__Your goal__
Which lines of the data contain the string "Settings"? Copy every one of them.

Saved entries:
++++++++

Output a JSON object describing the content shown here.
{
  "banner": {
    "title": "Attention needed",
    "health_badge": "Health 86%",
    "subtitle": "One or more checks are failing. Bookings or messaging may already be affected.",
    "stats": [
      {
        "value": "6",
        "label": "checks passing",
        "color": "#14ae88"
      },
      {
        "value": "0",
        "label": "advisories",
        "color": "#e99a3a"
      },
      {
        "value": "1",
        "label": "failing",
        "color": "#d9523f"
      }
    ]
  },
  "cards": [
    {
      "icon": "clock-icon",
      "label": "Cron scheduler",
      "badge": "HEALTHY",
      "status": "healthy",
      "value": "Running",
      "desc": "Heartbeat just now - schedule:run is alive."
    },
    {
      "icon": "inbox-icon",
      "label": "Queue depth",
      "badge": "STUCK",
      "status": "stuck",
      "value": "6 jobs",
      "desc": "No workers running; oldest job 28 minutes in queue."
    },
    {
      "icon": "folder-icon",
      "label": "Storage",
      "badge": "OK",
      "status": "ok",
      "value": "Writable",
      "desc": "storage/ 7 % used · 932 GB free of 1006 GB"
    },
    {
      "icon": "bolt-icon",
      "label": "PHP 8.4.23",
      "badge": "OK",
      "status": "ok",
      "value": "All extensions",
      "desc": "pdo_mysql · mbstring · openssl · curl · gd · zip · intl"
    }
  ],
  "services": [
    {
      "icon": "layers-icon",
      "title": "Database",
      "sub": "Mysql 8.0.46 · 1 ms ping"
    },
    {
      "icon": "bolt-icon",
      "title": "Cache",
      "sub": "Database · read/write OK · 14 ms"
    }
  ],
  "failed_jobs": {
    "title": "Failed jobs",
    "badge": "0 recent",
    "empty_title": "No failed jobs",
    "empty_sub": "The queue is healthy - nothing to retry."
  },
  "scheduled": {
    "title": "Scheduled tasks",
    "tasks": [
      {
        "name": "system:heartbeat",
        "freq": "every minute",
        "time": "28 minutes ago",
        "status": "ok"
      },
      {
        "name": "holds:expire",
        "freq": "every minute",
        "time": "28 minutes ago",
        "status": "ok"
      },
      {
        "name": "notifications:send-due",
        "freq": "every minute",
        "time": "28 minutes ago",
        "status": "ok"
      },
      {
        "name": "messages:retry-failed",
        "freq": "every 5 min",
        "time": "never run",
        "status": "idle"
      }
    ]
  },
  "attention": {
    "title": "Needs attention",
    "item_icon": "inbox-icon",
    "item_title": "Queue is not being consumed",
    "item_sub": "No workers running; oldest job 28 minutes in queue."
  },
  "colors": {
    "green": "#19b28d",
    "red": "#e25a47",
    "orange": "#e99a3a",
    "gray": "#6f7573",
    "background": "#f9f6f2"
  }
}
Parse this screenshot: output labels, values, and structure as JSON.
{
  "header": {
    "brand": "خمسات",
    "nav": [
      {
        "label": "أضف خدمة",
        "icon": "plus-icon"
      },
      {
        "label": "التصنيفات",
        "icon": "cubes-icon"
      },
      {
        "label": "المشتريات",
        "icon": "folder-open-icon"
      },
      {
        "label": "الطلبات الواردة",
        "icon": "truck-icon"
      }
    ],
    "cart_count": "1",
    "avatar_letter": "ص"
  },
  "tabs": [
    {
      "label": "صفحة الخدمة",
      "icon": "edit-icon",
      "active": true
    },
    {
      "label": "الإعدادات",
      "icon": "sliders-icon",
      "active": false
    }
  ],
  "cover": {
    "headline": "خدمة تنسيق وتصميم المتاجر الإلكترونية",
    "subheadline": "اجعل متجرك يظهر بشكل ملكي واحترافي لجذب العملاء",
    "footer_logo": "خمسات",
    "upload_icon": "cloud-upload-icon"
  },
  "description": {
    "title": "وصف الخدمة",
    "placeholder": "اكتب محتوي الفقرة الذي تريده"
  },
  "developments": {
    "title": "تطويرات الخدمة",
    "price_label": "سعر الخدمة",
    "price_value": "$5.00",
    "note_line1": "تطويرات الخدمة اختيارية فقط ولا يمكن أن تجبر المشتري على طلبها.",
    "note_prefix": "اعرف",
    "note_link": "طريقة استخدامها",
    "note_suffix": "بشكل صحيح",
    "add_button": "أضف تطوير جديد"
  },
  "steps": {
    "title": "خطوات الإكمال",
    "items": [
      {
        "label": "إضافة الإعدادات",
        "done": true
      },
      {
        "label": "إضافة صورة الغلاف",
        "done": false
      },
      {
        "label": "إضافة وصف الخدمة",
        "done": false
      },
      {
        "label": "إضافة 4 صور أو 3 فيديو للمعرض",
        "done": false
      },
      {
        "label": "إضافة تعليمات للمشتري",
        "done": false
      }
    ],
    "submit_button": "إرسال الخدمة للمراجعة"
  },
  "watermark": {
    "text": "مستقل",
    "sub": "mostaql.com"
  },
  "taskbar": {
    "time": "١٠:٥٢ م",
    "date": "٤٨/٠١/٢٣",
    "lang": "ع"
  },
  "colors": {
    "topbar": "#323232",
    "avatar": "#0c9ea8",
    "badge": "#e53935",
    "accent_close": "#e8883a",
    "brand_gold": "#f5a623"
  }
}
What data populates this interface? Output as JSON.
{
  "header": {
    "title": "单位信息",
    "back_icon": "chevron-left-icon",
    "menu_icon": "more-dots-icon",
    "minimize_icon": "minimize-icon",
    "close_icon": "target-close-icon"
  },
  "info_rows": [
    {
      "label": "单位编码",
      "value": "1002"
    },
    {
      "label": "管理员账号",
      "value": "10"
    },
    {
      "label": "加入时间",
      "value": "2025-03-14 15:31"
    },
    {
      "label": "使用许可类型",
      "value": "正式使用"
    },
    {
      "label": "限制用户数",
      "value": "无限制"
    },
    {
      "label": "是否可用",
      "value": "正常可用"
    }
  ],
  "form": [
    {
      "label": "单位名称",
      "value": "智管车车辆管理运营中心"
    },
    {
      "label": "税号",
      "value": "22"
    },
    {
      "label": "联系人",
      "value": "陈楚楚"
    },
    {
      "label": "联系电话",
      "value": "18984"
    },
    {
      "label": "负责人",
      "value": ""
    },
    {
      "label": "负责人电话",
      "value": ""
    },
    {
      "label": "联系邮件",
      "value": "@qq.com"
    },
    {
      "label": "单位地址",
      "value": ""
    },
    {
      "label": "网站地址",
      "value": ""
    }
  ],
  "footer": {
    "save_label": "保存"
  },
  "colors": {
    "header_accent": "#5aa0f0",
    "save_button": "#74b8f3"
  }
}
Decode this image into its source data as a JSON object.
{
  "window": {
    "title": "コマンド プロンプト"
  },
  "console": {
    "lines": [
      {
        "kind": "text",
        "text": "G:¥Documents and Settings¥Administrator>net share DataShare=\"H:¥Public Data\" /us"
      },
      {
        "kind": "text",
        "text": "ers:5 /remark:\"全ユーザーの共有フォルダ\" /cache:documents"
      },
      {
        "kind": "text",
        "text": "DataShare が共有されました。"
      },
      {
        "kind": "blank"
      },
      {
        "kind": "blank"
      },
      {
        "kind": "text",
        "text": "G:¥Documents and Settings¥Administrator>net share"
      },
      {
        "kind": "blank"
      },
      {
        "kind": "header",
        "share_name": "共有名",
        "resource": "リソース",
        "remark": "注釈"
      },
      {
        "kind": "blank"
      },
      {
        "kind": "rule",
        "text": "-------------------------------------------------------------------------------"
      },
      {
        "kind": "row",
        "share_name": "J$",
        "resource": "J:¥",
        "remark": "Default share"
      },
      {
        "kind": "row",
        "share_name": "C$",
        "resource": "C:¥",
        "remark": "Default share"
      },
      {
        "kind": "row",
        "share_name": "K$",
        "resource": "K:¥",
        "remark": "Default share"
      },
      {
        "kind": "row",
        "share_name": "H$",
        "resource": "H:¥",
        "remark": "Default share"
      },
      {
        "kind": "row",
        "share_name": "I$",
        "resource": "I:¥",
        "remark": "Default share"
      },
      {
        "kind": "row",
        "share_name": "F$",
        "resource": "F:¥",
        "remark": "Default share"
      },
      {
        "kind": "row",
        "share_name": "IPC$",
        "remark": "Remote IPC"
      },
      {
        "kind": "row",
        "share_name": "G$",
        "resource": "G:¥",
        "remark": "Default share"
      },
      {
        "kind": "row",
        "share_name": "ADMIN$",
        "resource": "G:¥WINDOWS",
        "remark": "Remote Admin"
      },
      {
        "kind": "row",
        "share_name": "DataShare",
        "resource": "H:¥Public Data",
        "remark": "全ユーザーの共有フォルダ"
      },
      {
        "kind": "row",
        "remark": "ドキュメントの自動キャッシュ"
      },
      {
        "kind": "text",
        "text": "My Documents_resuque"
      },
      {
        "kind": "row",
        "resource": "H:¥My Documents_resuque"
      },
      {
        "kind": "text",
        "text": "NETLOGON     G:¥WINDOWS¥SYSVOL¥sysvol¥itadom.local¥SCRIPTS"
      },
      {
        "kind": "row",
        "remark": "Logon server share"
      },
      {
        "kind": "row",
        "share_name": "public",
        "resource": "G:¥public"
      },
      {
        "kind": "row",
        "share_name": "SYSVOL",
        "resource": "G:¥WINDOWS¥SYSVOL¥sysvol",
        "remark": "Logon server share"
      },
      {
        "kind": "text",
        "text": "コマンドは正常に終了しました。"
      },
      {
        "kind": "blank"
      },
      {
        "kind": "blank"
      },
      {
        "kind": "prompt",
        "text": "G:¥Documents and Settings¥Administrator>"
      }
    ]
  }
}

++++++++

__Answer to the problem__
        "text": "G:¥Documents and Settings¥Administrator>net share DataShare=\"H:¥Public Data\" /us"
        "text": "G:¥Documents and Settings¥Administrator>net share"
        "text": "G:¥Documents and Settings¥Administrator>"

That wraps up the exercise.